Borough President Scott Stringer has decided to side with them, voting against Jamestown’s proposal to expand. Among the recommendations he made yesterday to the City Planning Commission is that the bulk of the project should be shifted to the Ninth Avenue section of the building, where Jamestown has already proposed adding a hotel above Buddakkan—another feature Mr. Stringer wants eliminated.
“We have a Shakespearean, Elizabethean temper,” Al Pacino informed a seated crowd Monday evening in Central Park. As part of its 50th Anniversary Gala, the Public Theater was honoring Mr. Pacino with an award, in the form of a prop rapier he had once wielded on stage, “I’m a little nervous,” he laughed. “I wish I had water, but I have a sword,”
Affordable Housing or Lack Thereof
“We’ve been doing it the same way since before we had email,” affordable housing developer Martin Dunn lamented, speaking to The Observer about the grueling process through which New Yorkers have historically had to apply for subsidized housing in the city.
Council Speaker Christine Quinn put it even more starkly in her 2011 State of the City address, when she called on the Bloomberg administration to find a way to digitize and streamline the process: “In a 21st century world—where you can do everything online—we still make people apply for housing using 18th century technology.”
Today is the day, as they say, and as of working hours, NYC Housing Connect should be live, the first one-stop shop for subsidized housing online.
Tenant vs. Landlord
Sunday morning in front of the Chelsea Hotel, a crowd of eccentrically-attired, artistic types milled about the sidewalk while a scrum of reporters and local politicians scrutinized a collection of photographs propped on easels.

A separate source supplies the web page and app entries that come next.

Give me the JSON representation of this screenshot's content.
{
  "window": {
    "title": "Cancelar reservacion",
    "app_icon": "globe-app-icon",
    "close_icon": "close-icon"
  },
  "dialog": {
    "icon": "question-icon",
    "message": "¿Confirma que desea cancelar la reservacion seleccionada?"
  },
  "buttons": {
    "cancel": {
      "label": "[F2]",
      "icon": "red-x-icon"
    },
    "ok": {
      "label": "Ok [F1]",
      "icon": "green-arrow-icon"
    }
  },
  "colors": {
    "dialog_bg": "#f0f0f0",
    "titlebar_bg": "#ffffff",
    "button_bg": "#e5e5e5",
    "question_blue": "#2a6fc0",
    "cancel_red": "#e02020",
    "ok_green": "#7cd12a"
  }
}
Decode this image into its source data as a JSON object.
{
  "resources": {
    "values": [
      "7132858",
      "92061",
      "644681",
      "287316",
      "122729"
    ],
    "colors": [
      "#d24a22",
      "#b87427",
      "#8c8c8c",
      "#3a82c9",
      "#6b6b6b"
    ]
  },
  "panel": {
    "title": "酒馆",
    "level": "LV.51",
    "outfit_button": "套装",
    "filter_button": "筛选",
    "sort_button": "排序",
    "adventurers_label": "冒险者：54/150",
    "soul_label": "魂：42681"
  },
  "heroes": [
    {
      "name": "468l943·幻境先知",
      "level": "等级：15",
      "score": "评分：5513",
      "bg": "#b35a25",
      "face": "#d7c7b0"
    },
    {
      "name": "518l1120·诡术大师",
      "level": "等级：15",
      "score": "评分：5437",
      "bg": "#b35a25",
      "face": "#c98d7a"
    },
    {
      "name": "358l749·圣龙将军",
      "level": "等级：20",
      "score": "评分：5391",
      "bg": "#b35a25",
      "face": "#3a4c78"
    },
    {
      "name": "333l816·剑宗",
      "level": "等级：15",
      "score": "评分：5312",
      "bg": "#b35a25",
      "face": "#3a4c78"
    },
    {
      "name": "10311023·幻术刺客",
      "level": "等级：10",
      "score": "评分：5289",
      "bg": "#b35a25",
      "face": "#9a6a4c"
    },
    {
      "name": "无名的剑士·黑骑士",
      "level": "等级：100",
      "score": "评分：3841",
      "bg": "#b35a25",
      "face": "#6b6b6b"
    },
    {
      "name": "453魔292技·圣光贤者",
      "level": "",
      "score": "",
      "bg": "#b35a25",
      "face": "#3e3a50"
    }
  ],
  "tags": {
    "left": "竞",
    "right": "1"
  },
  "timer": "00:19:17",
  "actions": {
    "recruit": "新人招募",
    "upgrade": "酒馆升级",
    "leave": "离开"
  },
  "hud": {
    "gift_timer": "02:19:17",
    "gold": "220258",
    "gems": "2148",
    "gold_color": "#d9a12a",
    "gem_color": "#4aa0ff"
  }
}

A passerby stopped to gawk. “What is this, an art show?” she asked.